_Your goal_
I'd like the listing below copied exactly, with the images left out.

[[ Source data, beginning ]]

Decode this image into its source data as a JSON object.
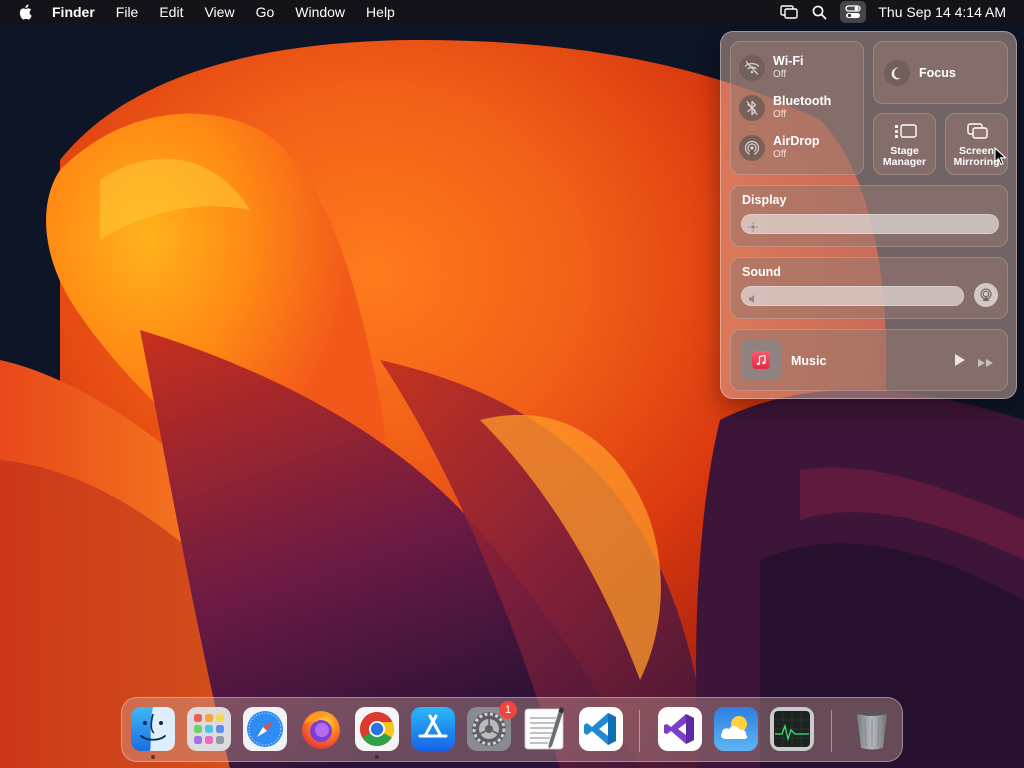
{
  "menubar": {
    "apple_icon": "apple-logo-icon",
    "app_name": "Finder",
    "menus": [
      "File",
      "Edit",
      "View",
      "Go",
      "Window",
      "Help"
    ],
    "status_icons": [
      "screen-mirroring-icon",
      "spotlight-search-icon",
      "control-center-icon"
    ],
    "clock": "Thu Sep 14  4:14 AM"
  },
  "control_center": {
    "wifi": {
      "label": "Wi-Fi",
      "status": "Off",
      "icon": "wifi-off-icon"
    },
    "bluetooth": {
      "label": "Bluetooth",
      "status": "Off",
      "icon": "bluetooth-icon"
    },
    "airdrop": {
      "label": "AirDrop",
      "status": "Off",
      "icon": "airdrop-icon"
    },
    "focus": {
      "label": "Focus",
      "icon": "moon-icon"
    },
    "stage_manager": {
      "label_line1": "Stage",
      "label_line2": "Manager",
      "icon": "stage-manager-icon"
    },
    "screen_mirroring": {
      "label_line1": "Screen",
      "label_line2": "Mirroring",
      "icon": "screen-mirroring-icon"
    },
    "display": {
      "label": "Display",
      "brightness": 0.0
    },
    "sound": {
      "label": "Sound",
      "volume": 0.0
    },
    "now_playing": {
      "app": "Music",
      "icon": "music-note-icon"
    }
  },
  "dock": {
    "apps": [
      {
        "name": "Finder",
        "icon": "finder-icon",
        "running": true
      },
      {
        "name": "Launchpad",
        "icon": "launchpad-icon",
        "running": false
      },
      {
        "name": "Safari",
        "icon": "safari-icon",
        "running": false
      },
      {
        "name": "Firefox",
        "icon": "firefox-icon",
        "running": false
      },
      {
        "name": "Google Chrome",
        "icon": "chrome-icon",
        "running": true
      },
      {
        "name": "App Store",
        "icon": "app-store-icon",
        "running": false
      },
      {
        "name": "System Settings",
        "icon": "system-settings-icon",
        "running": false,
        "badge": "1"
      },
      {
        "name": "TextEdit",
        "icon": "textedit-icon",
        "running": false
      },
      {
        "name": "Visual Studio Code",
        "icon": "vscode-icon",
        "running": false
      },
      {
        "name": "Visual Studio",
        "icon": "visual-studio-icon",
        "running": false
      },
      {
        "name": "Weather",
        "icon": "weather-icon",
        "running": false
      },
      {
        "name": "Activity Monitor",
        "icon": "activity-monitor-icon",
        "running": false
      },
      {
        "name": "Trash",
        "icon": "trash-icon",
        "running": false
      }
    ]
  },
  "colors": {
    "menubar_bg": "#141418",
    "badge": "#f0453a",
    "wallpaper_orange": "#f26a1b",
    "wallpaper_purple": "#5a1a4a",
    "wallpaper_navy": "#0c1424"
  }
}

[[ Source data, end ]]

_Task output_
Decode this image into its source data as a JSON object.
{
  "menubar": {
    "apple_icon": "apple-logo-icon",
    "app_name": "Finder",
    "menus": [
      "File",
      "Edit",
      "View",
      "Go",
      "Window",
      "Help"
    ],
    "status_icons": [
      "screen-mirroring-icon",
      "spotlight-search-icon",
      "control-center-icon"
    ],
    "clock": "Thu Sep 14  4:14 AM"
  },
  "control_center": {
    "wifi": {
      "label": "Wi-Fi",
      "status": "Off",
      "icon": "wifi-off-icon"
    },
    "bluetooth": {
      "label": "Bluetooth",
      "status": "Off",
      "icon": "bluetooth-icon"
    },
    "airdrop": {
      "label": "AirDrop",
      "status": "Off",
      "icon": "airdrop-icon"
    },
    "focus": {
      "label": "Focus",
      "icon": "moon-icon"
    },
    "stage_manager": {
      "label_line1": "Stage",
      "label_line2": "Manager",
      "icon": "stage-manager-icon"
    },
    "screen_mirroring": {
      "label_line1": "Screen",
      "label_line2": "Mirroring",
      "icon": "screen-mirroring-icon"
    },
    "display": {
      "label": "Display",
      "brightness": 0.0
    },
    "sound": {
      "label": "Sound",
      "volume": 0.0
    },
    "now_playing": {
      "app": "Music",
      "icon": "music-note-icon"
    }
  },
  "dock": {
    "apps": [
      {
        "name": "Finder",
        "icon": "finder-icon",
        "running": true
      },
      {
        "name": "Launchpad",
        "icon": "launchpad-icon",
        "running": false
      },
      {
        "name": "Safari",
        "icon": "safari-icon",
        "running": false
      },
      {
        "name": "Firefox",
        "icon": "firefox-icon",
        "running": false
      },
      {
        "name": "Google Chrome",
        "icon": "chrome-icon",
        "running": true
      },
      {
        "name": "App Store",
        "icon": "app-store-icon",
        "running": false
      },
      {
        "name": "System Settings",
        "icon": "system-settings-icon",
        "running": false,
        "badge": "1"
      },
      {
        "name": "TextEdit",
        "icon": "textedit-icon",
        "running": false
      },
      {
        "name": "Visual Studio Code",
        "icon": "vscode-icon",
        "running": false
      },
      {
        "name": "Visual Studio",
        "icon": "visual-studio-icon",
        "running": false
      },
      {
        "name": "Weather",
        "icon": "weather-icon",
        "running": false
      },
      {
        "name": "Activity Monitor",
        "icon": "activity-monitor-icon",
        "running": false
      },
      {
        "name": "Trash",
        "icon": "trash-icon",
        "running": false
      }
    ]
  },
  "colors": {
    "menubar_bg": "#141418",
    "badge": "#f0453a",
    "wallpaper_orange": "#f26a1b",
    "wallpaper_purple": "#5a1a4a",
    "wallpaper_navy": "#0c1424"
  }
}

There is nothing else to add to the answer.